Plays earn accolades
This is the third play Helen Vivienne has written. The first, How to Catch a Grim Reaper, was staged at BATS Theatre by Young and Hungry in 2015. Helen won the Outstanding New Playwright Award at the Wellington Theatre Awards for it and was also shortlisted for the Playmarket Plays for Young Award. Her second play, Ruminate, was staged as part of The Memory Plays in 2018.
“I’m a plot-based writer and I often have very tense, high-stakes stories," she says. "I enjoy writing suspense and like to include a little bit of mystery, and slow-reveal of information.”
Exploring dark, twisty stories

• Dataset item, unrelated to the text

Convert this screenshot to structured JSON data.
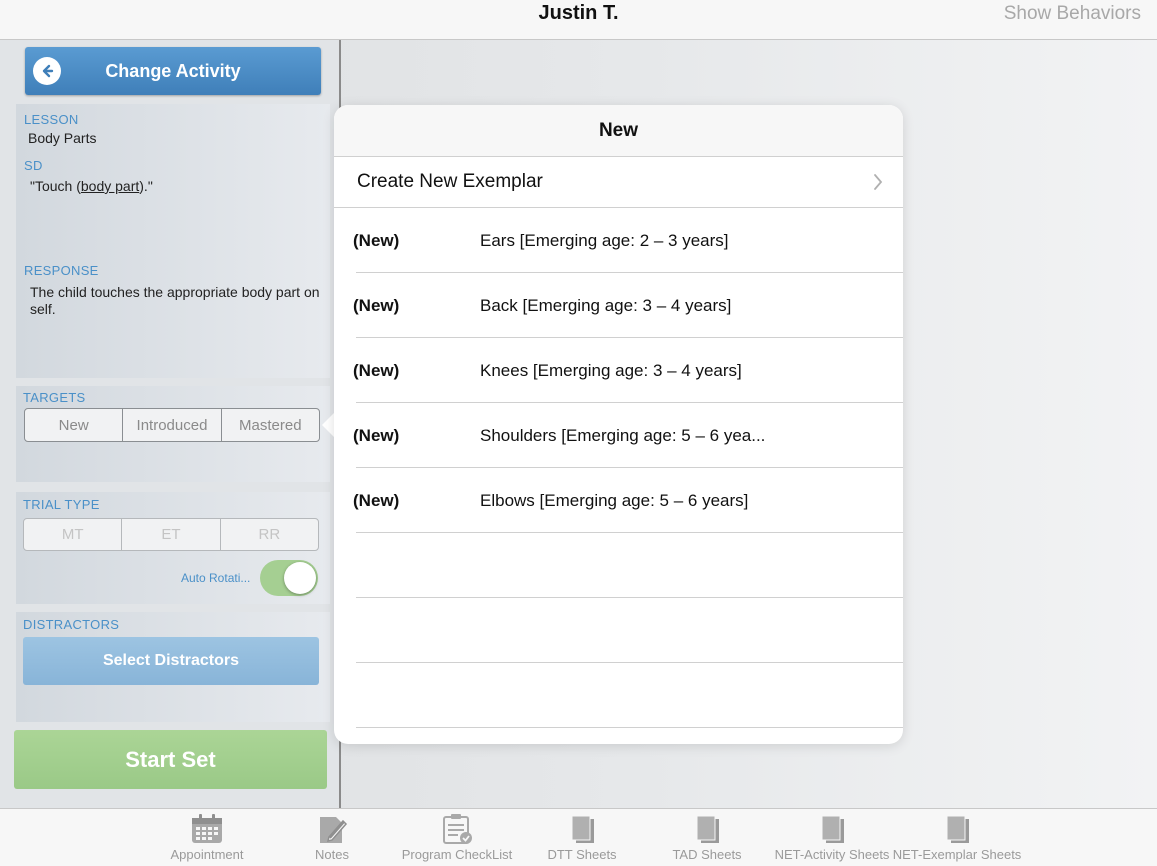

She describes her writing style as “often quite gritty – I have a very black sense of humour – and I enjoy exploring dark, twisty stories, especially in my young adult fiction. I describe my poetry style as ‘funny tragedy’, and enjoy finding the light side of difficult moments from my own life.”
These ‘difficult moments’ are the result of several chronic illnesses Helen has had for most of her life. “My illnesses influence my writing a lot – quite literally in that some of my vivid dreams become plots but also in the subjects I tackle. I’d like to be able to use my writing more to raise awareness by finding the intersection between great, engaging and humorous stories, and meaningful pieces that help challenge ingrained stereotypes and prejudices.”